What is expected: Output all of the data exactly as it appears, but leave out any pictures it contains.

[Data items]

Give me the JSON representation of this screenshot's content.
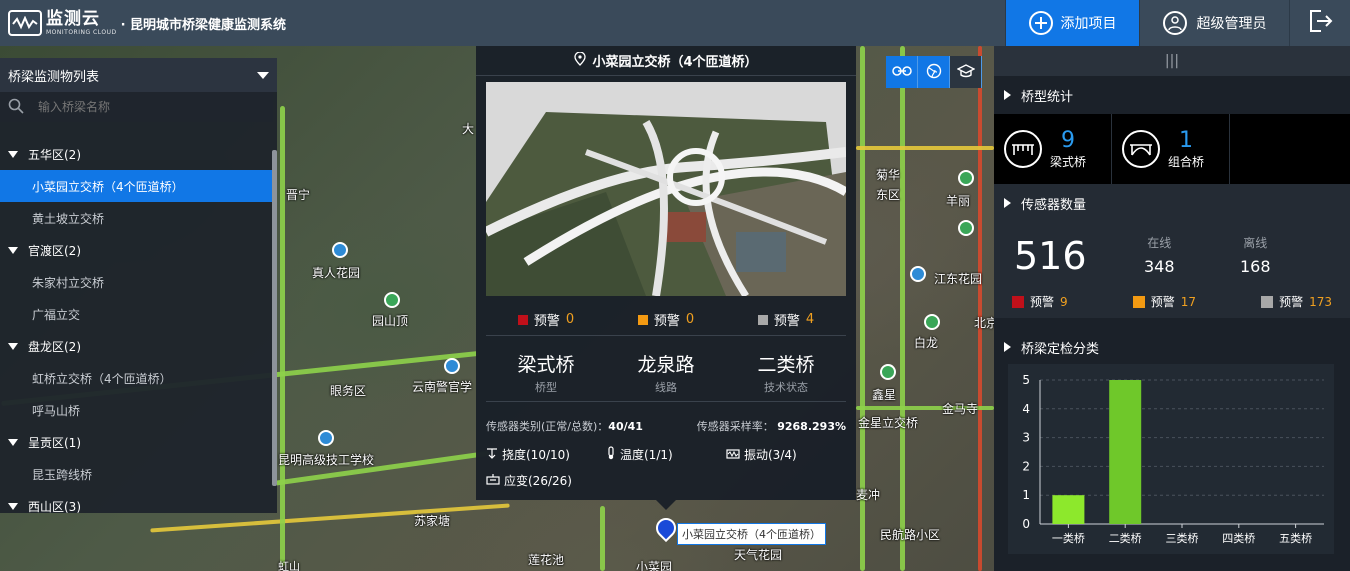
{
  "header": {
    "brand_name": "监测云",
    "brand_sub": "MONITORING CLOUD",
    "system_title": "· 昆明城市桥梁健康监测系统",
    "add_project": "添加项目",
    "admin": "超级管理员"
  },
  "left_panel": {
    "title": "桥梁监测物列表",
    "search_placeholder": "输入桥梁名称",
    "groups": [
      {
        "label": "五华区(2)",
        "items": [
          "小菜园立交桥（4个匝道桥）",
          "黄土坡立交桥"
        ]
      },
      {
        "label": "官渡区(2)",
        "items": [
          "朱家村立交桥",
          "广福立交"
        ]
      },
      {
        "label": "盘龙区(2)",
        "items": [
          "虹桥立交桥（4个匝道桥）",
          "呼马山桥"
        ]
      },
      {
        "label": "呈贡区(1)",
        "items": [
          "昆玉跨线桥"
        ]
      },
      {
        "label": "西山区(3)",
        "items": []
      }
    ]
  },
  "map_labels": [
    "晋宁",
    "真人花园",
    "园山顶",
    "云南警官学",
    "眼务区",
    "昆明高级技工学校",
    "苏家塘",
    "小菜园",
    "天气花园",
    "莲花池",
    "羊丽",
    "菊华",
    "东区",
    "江东花园",
    "鑫星",
    "金星立交桥",
    "金马寺",
    "白龙",
    "民航路小区",
    "北京",
    "大",
    "麦冲",
    "虹山"
  ],
  "card": {
    "title": "小菜园立交桥（4个匝道桥）",
    "alerts": [
      {
        "label": "预警",
        "value": "0",
        "color": "#c0101a"
      },
      {
        "label": "预警",
        "value": "0",
        "color": "#f39a12"
      },
      {
        "label": "预警",
        "value": "4",
        "color": "#a8a8a8"
      }
    ],
    "info": [
      {
        "value": "梁式桥",
        "label": "桥型"
      },
      {
        "value": "龙泉路",
        "label": "线路"
      },
      {
        "value": "二类桥",
        "label": "技术状态"
      }
    ],
    "sensor_category_label": "传感器类别(正常/总数)：",
    "sensor_category_value": "40/41",
    "sensor_rate_label": "传感器采样率：",
    "sensor_rate_value": "9268.293%",
    "sensors": [
      "挠度(10/10)",
      "温度(1/1)",
      "振动(3/4)",
      "应变(26/26)"
    ]
  },
  "marker_label": "小菜园立交桥（4个匝道桥）",
  "right_panel": {
    "handle": "|||",
    "types_title": "桥型统计",
    "types": [
      {
        "count": "9",
        "label": "梁式桥"
      },
      {
        "count": "1",
        "label": "组合桥"
      }
    ],
    "sensor_title": "传感器数量",
    "sensor_total": "516",
    "online_label": "在线",
    "online_value": "348",
    "offline_label": "离线",
    "offline_value": "168",
    "sensor_alerts": [
      {
        "label": "预警",
        "value": "9",
        "color": "#c0101a"
      },
      {
        "label": "预警",
        "value": "17",
        "color": "#f39a12"
      },
      {
        "label": "预警",
        "value": "173",
        "color": "#a8a8a8"
      }
    ],
    "chart_title": "桥梁定检分类"
  },
  "chart_data": {
    "type": "bar",
    "categories": [
      "一类桥",
      "二类桥",
      "三类桥",
      "四类桥",
      "五类桥"
    ],
    "values": [
      1,
      5,
      0,
      0,
      0
    ],
    "ylim": [
      0,
      5
    ],
    "yticks": [
      0,
      1,
      2,
      3,
      4,
      5
    ],
    "colors": [
      "#8de82c",
      "#6fc82a",
      "#6fc82a",
      "#6fc82a",
      "#6fc82a"
    ],
    "grid": true
  }
}
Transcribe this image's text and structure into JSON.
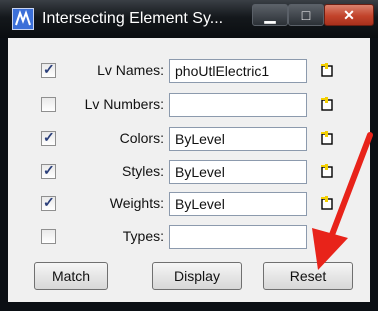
{
  "window": {
    "title": "Intersecting Element Sy...",
    "controls": {
      "minimize": "▁",
      "maximize": "□",
      "close": "✕"
    }
  },
  "rows": [
    {
      "label": "Lv Names:",
      "checked": true,
      "value": "phoUtlElectric1"
    },
    {
      "label": "Lv Numbers:",
      "checked": false,
      "value": ""
    },
    {
      "label": "Colors:",
      "checked": true,
      "value": "ByLevel"
    },
    {
      "label": "Styles:",
      "checked": true,
      "value": "ByLevel"
    },
    {
      "label": "Weights:",
      "checked": true,
      "value": "ByLevel"
    },
    {
      "label": "Types:",
      "checked": false,
      "value": ""
    }
  ],
  "check_mark": "✓",
  "buttons": {
    "match": "Match",
    "display": "Display",
    "reset": "Reset"
  },
  "colors": {
    "annotation_arrow": "#e8231a",
    "checkbox_mark": "#2b3f7a"
  }
}
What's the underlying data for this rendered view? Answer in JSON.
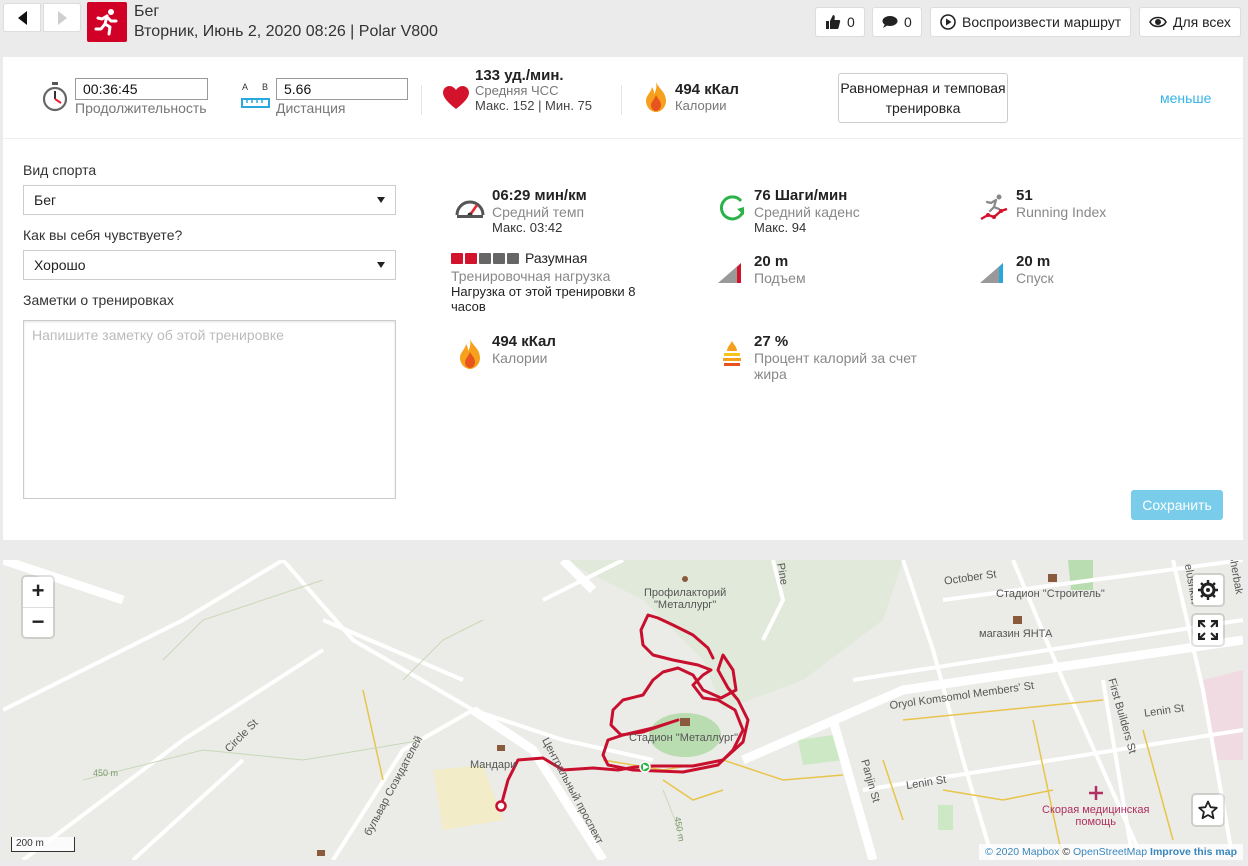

Problem solution:
Give me the JSON representation of this screenshot's content.
{
  "header": {
    "brand_name": "监测云",
    "brand_sub": "MONITORING CLOUD",
    "system_title": "· 昆明城市桥梁健康监测系统",
    "add_project": "添加项目",
    "admin": "超级管理员"
  },
  "left_panel": {
    "title": "桥梁监测物列表",
    "search_placeholder": "输入桥梁名称",
    "groups": [
      {
        "label": "五华区(2)",
        "items": [
          "小菜园立交桥（4个匝道桥）",
          "黄土坡立交桥"
        ]
      },
      {
        "label": "官渡区(2)",
        "items": [
          "朱家村立交桥",
          "广福立交"
        ]
      },
      {
        "label": "盘龙区(2)",
        "items": [
          "虹桥立交桥（4个匝道桥）",
          "呼马山桥"
        ]
      },
      {
        "label": "呈贡区(1)",
        "items": [
          "昆玉跨线桥"
        ]
      },
      {
        "label": "西山区(3)",
        "items": []
      }
    ]
  },
  "map_labels": [
    "晋宁",
    "真人花园",
    "园山顶",
    "云南警官学",
    "眼务区",
    "昆明高级技工学校",
    "苏家塘",
    "小菜园",
    "天气花园",
    "莲花池",
    "羊丽",
    "菊华",
    "东区",
    "江东花园",
    "鑫星",
    "金星立交桥",
    "金马寺",
    "白龙",
    "民航路小区",
    "北京",
    "大",
    "麦冲",
    "虹山"
  ],
  "card": {
    "title": "小菜园立交桥（4个匝道桥）",
    "alerts": [
      {
        "label": "预警",
        "value": "0",
        "color": "#c0101a"
      },
      {
        "label": "预警",
        "value": "0",
        "color": "#f39a12"
      },
      {
        "label": "预警",
        "value": "4",
        "color": "#a8a8a8"
      }
    ],
    "info": [
      {
        "value": "梁式桥",
        "label": "桥型"
      },
      {
        "value": "龙泉路",
        "label": "线路"
      },
      {
        "value": "二类桥",
        "label": "技术状态"
      }
    ],
    "sensor_category_label": "传感器类别(正常/总数)：",
    "sensor_category_value": "40/41",
    "sensor_rate_label": "传感器采样率：",
    "sensor_rate_value": "9268.293%",
    "sensors": [
      "挠度(10/10)",
      "温度(1/1)",
      "振动(3/4)",
      "应变(26/26)"
    ]
  },
  "marker_label": "小菜园立交桥（4个匝道桥）",
  "right_panel": {
    "handle": "|||",
    "types_title": "桥型统计",
    "types": [
      {
        "count": "9",
        "label": "梁式桥"
      },
      {
        "count": "1",
        "label": "组合桥"
      }
    ],
    "sensor_title": "传感器数量",
    "sensor_total": "516",
    "online_label": "在线",
    "online_value": "348",
    "offline_label": "离线",
    "offline_value": "168",
    "sensor_alerts": [
      {
        "label": "预警",
        "value": "9",
        "color": "#c0101a"
      },
      {
        "label": "预警",
        "value": "17",
        "color": "#f39a12"
      },
      {
        "label": "预警",
        "value": "173",
        "color": "#a8a8a8"
      }
    ],
    "chart_title": "桥梁定检分类"
  },
  "chart_data": {
    "type": "bar",
    "categories": [
      "一类桥",
      "二类桥",
      "三类桥",
      "四类桥",
      "五类桥"
    ],
    "values": [
      1,
      5,
      0,
      0,
      0
    ],
    "ylim": [
      0,
      5
    ],
    "yticks": [
      0,
      1,
      2,
      3,
      4,
      5
    ],
    "colors": [
      "#8de82c",
      "#6fc82a",
      "#6fc82a",
      "#6fc82a",
      "#6fc82a"
    ],
    "grid": true
  }
}
Transcribe this image's text and structure into JSON.
{
  "window": {
    "title": "Intersecting Element Sy...",
    "controls": {
      "minimize": "▁",
      "maximize": "□",
      "close": "✕"
    }
  },
  "rows": [
    {
      "label": "Lv Names:",
      "checked": true,
      "value": "phoUtlElectric1"
    },
    {
      "label": "Lv Numbers:",
      "checked": false,
      "value": ""
    },
    {
      "label": "Colors:",
      "checked": true,
      "value": "ByLevel"
    },
    {
      "label": "Styles:",
      "checked": true,
      "value": "ByLevel"
    },
    {
      "label": "Weights:",
      "checked": true,
      "value": "ByLevel"
    },
    {
      "label": "Types:",
      "checked": false,
      "value": ""
    }
  ],
  "check_mark": "✓",
  "buttons": {
    "match": "Match",
    "display": "Display",
    "reset": "Reset"
  },
  "colors": {
    "annotation_arrow": "#e8231a",
    "checkbox_mark": "#2b3f7a"
  }
}
What's the underlying data for this rendered view? Answer in JSON.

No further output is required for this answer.